Dataset records =

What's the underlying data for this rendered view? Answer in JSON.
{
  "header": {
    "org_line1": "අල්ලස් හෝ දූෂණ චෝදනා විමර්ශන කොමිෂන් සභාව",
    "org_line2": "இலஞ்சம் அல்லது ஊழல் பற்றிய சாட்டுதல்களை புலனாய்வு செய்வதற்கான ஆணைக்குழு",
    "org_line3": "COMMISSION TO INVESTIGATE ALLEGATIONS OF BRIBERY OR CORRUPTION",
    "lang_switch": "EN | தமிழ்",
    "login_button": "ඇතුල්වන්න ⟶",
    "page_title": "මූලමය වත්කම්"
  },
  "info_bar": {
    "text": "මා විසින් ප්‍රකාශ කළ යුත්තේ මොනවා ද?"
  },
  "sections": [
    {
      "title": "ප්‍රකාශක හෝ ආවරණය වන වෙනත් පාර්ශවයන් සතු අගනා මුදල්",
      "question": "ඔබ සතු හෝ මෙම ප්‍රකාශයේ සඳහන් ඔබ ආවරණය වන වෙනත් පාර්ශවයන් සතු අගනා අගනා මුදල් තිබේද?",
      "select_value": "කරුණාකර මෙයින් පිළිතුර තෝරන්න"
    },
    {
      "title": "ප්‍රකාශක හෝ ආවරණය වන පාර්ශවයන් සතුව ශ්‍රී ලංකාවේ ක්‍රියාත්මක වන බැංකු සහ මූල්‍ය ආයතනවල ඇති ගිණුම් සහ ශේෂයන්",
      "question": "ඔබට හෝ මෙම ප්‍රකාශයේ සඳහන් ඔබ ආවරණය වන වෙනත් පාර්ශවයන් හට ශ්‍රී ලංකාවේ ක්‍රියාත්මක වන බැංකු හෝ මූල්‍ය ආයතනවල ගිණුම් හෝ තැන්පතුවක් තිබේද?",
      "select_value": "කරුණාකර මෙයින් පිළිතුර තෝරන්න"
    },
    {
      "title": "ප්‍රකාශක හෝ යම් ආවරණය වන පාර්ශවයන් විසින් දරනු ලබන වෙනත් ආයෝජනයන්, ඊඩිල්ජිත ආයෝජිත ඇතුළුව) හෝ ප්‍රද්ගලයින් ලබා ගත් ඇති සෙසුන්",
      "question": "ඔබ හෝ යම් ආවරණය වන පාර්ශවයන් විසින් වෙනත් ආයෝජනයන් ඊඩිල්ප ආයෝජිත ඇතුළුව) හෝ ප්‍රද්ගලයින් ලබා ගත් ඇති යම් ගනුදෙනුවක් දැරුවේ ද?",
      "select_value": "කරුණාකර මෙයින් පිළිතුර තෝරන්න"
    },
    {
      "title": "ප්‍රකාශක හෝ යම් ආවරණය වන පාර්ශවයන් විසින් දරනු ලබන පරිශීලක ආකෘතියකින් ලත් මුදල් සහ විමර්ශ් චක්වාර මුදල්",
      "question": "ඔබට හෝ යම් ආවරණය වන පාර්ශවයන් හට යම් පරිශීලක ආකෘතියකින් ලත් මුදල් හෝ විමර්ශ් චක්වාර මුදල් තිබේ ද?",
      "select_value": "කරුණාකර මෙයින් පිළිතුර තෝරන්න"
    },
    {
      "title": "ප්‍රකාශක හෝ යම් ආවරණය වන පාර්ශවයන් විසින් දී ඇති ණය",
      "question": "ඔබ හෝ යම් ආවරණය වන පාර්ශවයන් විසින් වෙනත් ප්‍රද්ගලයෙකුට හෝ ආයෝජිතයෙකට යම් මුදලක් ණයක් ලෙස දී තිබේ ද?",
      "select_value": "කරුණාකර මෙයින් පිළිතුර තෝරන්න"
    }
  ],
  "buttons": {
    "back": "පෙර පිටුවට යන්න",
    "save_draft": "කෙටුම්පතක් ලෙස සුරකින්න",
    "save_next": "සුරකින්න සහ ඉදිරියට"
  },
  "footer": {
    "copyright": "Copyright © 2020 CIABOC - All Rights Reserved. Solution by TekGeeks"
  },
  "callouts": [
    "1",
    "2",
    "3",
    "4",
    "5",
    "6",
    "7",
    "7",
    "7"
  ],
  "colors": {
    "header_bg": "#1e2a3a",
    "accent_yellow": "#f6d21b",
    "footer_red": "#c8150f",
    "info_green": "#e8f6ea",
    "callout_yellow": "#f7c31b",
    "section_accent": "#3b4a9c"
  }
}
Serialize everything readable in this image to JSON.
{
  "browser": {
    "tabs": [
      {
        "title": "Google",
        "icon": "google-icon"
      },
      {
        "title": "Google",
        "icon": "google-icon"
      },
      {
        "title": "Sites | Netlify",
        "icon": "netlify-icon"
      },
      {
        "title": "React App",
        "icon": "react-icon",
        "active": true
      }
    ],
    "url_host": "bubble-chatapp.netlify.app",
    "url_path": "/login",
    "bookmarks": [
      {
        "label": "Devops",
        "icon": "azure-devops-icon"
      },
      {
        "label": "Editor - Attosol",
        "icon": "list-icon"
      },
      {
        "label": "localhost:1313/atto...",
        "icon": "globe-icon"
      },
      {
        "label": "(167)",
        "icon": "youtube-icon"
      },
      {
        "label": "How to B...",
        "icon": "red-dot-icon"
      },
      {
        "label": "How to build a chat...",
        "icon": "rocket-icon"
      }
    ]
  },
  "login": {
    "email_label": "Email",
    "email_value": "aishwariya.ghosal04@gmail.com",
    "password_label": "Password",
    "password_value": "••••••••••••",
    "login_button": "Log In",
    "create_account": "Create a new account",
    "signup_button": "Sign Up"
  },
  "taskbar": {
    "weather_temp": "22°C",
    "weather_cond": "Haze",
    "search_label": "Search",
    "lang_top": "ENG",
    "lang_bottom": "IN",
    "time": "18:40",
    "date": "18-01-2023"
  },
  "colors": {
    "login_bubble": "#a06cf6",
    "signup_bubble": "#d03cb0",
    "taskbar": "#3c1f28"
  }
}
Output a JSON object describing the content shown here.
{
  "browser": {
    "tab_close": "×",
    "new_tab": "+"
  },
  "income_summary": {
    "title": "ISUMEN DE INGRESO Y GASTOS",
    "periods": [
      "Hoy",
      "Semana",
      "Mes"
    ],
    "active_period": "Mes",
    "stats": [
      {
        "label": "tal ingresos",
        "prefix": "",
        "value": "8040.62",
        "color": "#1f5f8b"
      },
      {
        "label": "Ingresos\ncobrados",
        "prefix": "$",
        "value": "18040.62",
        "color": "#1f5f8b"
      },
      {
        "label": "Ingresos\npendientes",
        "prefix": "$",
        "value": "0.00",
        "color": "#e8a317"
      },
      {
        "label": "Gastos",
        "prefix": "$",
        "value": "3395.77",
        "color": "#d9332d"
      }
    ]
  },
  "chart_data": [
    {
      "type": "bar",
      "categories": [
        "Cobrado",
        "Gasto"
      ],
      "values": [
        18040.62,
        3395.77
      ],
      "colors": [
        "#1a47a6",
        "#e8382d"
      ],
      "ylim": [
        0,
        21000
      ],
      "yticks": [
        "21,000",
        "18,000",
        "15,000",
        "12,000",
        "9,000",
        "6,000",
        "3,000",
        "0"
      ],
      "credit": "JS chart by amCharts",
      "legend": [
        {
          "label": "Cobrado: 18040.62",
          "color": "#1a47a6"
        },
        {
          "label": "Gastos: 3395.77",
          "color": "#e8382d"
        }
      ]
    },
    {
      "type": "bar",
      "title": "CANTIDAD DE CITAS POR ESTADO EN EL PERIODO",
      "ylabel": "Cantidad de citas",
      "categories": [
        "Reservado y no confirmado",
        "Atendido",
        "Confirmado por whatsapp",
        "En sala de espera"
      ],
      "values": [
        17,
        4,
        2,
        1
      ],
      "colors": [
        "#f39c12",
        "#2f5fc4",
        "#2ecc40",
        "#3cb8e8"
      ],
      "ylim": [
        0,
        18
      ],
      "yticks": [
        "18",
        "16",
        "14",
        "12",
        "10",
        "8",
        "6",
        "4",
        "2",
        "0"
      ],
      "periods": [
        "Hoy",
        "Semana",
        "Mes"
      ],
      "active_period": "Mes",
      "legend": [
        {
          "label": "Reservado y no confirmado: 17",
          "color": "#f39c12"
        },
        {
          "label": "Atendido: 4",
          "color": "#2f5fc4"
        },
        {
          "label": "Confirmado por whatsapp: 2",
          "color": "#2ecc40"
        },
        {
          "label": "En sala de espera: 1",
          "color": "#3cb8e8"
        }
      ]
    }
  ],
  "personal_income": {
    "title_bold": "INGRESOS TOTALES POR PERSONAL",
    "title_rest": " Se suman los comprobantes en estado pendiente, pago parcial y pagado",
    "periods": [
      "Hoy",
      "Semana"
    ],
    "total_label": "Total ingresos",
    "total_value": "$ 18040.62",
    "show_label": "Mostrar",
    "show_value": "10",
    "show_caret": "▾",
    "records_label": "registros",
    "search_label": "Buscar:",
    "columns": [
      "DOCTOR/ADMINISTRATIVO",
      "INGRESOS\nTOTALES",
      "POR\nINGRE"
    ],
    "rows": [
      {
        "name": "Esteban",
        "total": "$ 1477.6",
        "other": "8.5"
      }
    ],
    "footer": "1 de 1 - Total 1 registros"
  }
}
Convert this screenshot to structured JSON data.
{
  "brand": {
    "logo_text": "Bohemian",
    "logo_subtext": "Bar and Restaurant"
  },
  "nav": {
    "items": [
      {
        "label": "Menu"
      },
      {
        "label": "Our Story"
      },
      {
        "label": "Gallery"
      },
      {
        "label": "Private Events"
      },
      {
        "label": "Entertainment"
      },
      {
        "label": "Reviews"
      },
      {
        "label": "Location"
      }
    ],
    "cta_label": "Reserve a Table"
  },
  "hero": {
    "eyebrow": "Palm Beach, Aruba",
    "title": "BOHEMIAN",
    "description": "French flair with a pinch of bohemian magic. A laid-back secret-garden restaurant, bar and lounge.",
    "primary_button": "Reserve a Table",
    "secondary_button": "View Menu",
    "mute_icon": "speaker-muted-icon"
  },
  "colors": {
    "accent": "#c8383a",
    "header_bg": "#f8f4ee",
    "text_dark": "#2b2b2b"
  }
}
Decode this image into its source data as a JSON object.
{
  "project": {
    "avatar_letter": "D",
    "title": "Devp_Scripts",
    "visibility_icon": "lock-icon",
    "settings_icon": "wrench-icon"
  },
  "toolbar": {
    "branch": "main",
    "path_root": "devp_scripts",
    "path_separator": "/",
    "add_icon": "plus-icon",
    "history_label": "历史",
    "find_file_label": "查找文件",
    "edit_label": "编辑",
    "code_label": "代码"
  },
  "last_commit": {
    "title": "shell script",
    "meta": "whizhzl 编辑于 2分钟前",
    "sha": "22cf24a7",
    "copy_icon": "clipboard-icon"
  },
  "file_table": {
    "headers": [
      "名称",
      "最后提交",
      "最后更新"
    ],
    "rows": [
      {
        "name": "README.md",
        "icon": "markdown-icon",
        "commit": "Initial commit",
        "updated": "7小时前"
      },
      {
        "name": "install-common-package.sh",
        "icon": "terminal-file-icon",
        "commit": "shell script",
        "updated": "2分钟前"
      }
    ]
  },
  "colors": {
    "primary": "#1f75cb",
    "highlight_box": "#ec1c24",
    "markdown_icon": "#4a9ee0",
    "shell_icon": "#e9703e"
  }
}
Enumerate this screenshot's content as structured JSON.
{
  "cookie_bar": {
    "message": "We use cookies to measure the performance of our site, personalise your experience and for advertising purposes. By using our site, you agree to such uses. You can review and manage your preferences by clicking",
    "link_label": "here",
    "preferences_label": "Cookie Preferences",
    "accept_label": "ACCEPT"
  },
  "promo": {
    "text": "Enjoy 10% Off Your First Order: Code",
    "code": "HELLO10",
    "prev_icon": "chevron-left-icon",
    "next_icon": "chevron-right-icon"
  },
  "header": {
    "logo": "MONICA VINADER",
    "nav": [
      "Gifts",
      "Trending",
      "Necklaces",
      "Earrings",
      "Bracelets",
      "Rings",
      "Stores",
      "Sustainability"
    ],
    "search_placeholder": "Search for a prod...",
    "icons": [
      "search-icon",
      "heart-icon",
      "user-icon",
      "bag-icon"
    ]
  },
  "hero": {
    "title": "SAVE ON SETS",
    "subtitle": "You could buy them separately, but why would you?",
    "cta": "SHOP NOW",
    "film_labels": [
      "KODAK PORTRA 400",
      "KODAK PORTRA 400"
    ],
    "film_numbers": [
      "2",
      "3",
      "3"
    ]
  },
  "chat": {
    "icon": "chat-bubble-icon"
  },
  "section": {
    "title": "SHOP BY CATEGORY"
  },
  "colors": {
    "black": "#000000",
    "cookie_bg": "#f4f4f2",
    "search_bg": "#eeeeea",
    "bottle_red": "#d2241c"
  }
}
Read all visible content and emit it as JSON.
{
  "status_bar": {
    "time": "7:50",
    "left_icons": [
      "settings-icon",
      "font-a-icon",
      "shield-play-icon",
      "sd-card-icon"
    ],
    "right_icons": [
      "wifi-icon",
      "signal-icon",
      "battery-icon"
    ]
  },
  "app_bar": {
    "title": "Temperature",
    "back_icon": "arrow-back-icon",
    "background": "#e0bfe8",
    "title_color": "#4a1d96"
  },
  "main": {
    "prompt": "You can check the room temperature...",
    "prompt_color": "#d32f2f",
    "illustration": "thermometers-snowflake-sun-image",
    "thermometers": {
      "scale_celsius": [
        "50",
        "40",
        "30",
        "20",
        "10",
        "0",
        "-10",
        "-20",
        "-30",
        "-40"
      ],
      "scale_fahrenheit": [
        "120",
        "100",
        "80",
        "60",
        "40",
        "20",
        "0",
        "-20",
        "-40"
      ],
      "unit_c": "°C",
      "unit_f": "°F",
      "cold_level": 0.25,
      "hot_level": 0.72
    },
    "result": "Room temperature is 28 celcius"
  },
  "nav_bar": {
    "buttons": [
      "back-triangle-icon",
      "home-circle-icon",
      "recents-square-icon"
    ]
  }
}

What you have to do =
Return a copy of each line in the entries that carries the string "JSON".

Solution for this task =
What's the underlying data for this rendered view? Answer in JSON.
Serialize everything readable in this image to JSON.
Output a JSON object describing the content shown here.
Convert this screenshot to structured JSON data.
Decode this image into its source data as a JSON object.
Enumerate this screenshot's content as structured JSON.
Read all visible content and emit it as JSON.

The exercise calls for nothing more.